Abrams, who was promoting her latest book Our Time Is Now, spoke out against the voting disaster this week in her home state of Georgia. After Abrams blamed the Republican secretary of state for showing a “deliberate indifference to the needs of Georgia voters,” McCain tried to spin the situation on the ground in a different way.
“There’s a lot of finger pointing going on, and you seem to be implying it was Georgia’s secretary of state who was targeting communities of color,” McCain said. “But most of the counties that had issues this week were run by Democrats. Do you think we should be quick to blame Republicans when most of the problems like consolidated polling locations and older poll workers canceling over health concerns were a result of the coronavirus?”
“So I want to decouple a couple of things,” Abrams began. She calmly explained to McCain that in the state of Georgia, the secretary of state is in charge of elections, something she knows well from running for governor against former secretary of state Brian Kemp, who refused to recuse himself during his own election. “We allow counties to do the direct implementation, but it’s the responsibility of the secretary of state to make sure they know how to do it and that they have the resources to get it done.”
Abrams went on to call out the “false narrative that the secretary of state has pushed out this is only happening because of Democratic leadership,” telling McCain, “This affected every single part of our state, and the reality is your access to democracy shouldn’t depend on your county of residence.” She added: “Fundamentally we deserve to have elections that work for everyone.”
Later in the show, when it was McCain’s turn to ask Abrams another question, she brought up recent comments she made suggesting that the United States is in the “early stages” of an authoritarian regime and comparing the Trump administration to Erdoğan’s Turkish regime—comments made on Marc Maron’s WTF podcast, of all places.
Given that Erdoğan is a “horrific, murderous dictator,” McCain wanted to know, “Do you really think it’s fair to call the United States no better than Turkey?”
“I didn’t call it no better than Turkey,” Abrams shot back. “I said that we’re on the path to populist authoritarianism.” After explaining that Erdoğan was a democratically elected president who “over time diminished the utility of the courts by packing it with people who supported him, he eliminated the voices of those who were supposed to be the independent guardrails on democracy and he used that power to call for militarization of their public institutions,” Abrams said, “We are seeing evidence of that in the United States.”

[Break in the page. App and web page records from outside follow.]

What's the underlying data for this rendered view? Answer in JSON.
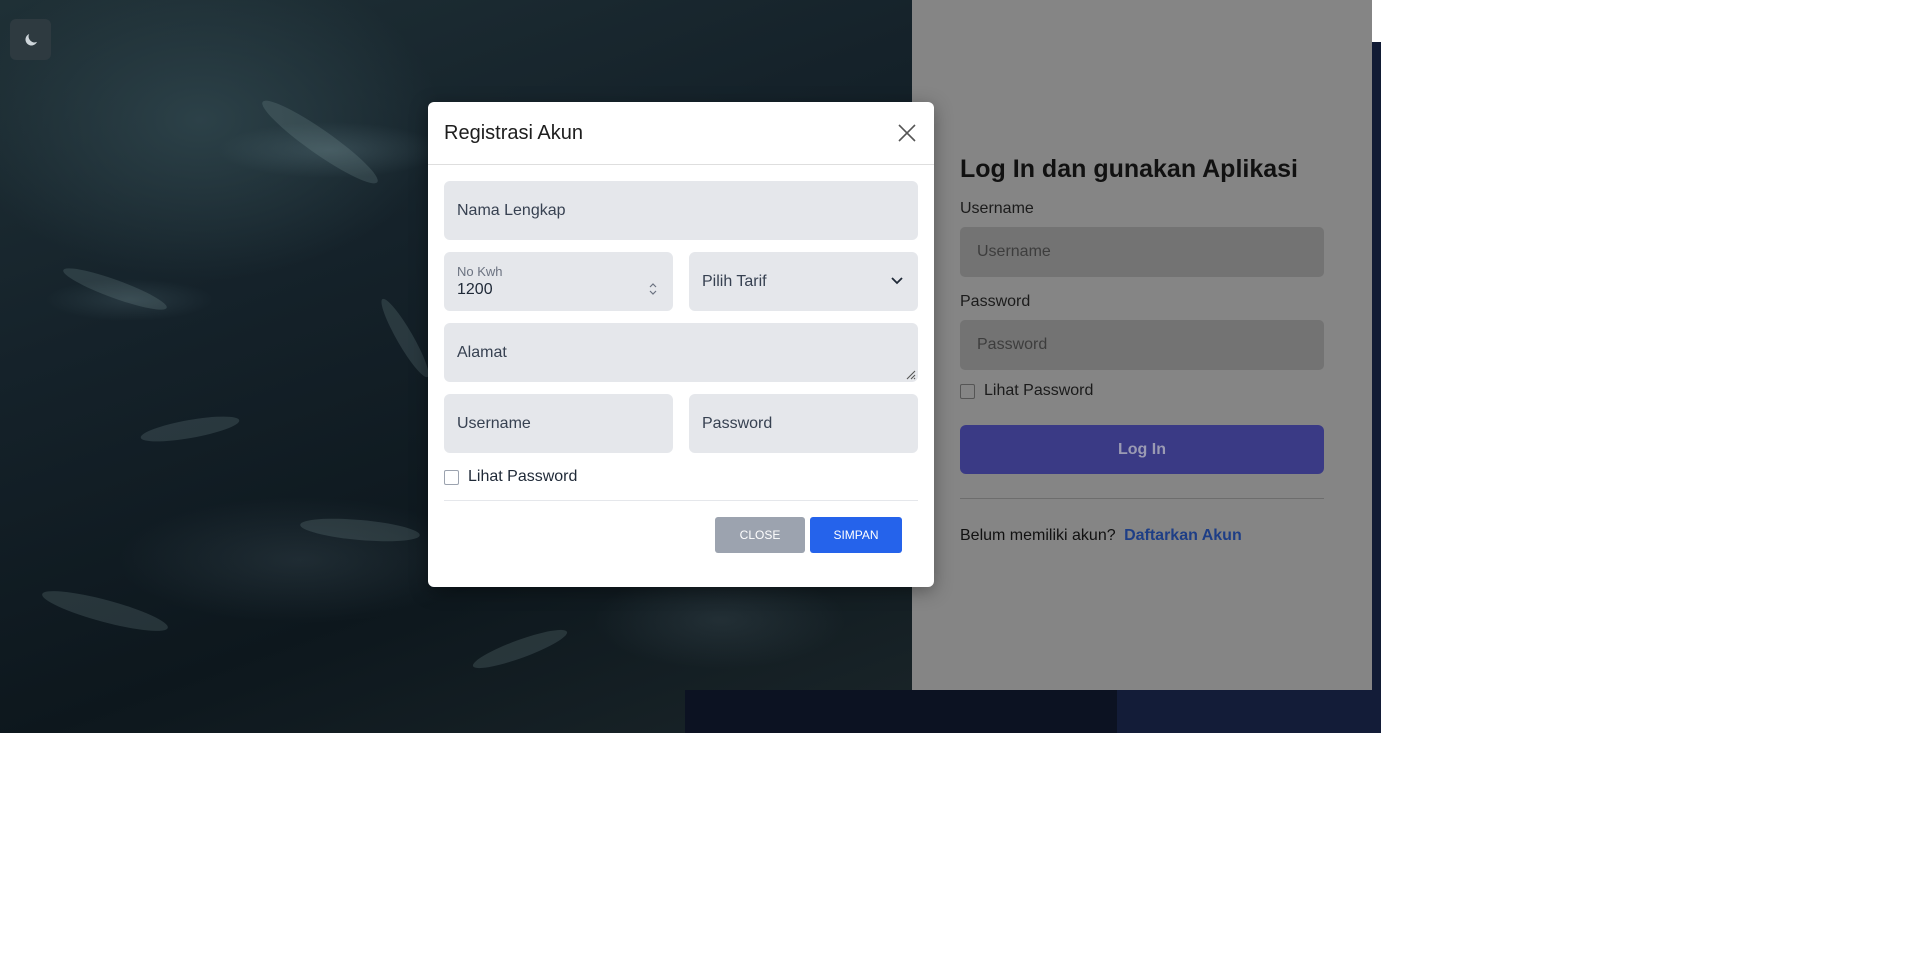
{
  "theme_toggle": {
    "icon": "moon-icon"
  },
  "login": {
    "title": "Log In dan gunakan Aplikasi",
    "username_label": "Username",
    "username_placeholder": "Username",
    "password_label": "Password",
    "password_placeholder": "Password",
    "show_password_label": "Lihat Password",
    "submit_label": "Log In",
    "no_account_text": "Belum memiliki akun?",
    "register_link": "Daftarkan Akun"
  },
  "modal": {
    "title": "Registrasi Akun",
    "close_icon": "close-icon",
    "full_name_placeholder": "Nama Lengkap",
    "kwh_label": "No Kwh",
    "kwh_value": "1200",
    "tarif_placeholder": "Pilih Tarif",
    "address_placeholder": "Alamat",
    "username_placeholder": "Username",
    "password_placeholder": "Password",
    "show_password_label": "Lihat Password",
    "close_button": "Close",
    "save_button": "Simpan"
  },
  "colors": {
    "primary": "#2563eb",
    "login_button": "#3a3a85",
    "link": "#1e3e86",
    "secondary_button": "#9ca3af"
  }
}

“Now I’m not comparing apples to oranges, but I’m saying they are all fruit of the same poisonous tree,” Abrams continued. “And we need to take steps now to ensure that our presidency is not a gateway to the types of authoritarian regimes we’ve seen in Turkey, that we’ve seen pop up in Hungary, what we’re seeing in India, and what Jair Bolsonaro is trying to do in Brazil.”
“We have to acknowledge the authoritarian nature of Donald Trump,” Abrams concluded. “And we’ve got to nip it in the bud if we want democracy to continue here and if we want to continue to be the moral leader abroad.”
There wasn’t much McCain could say to that.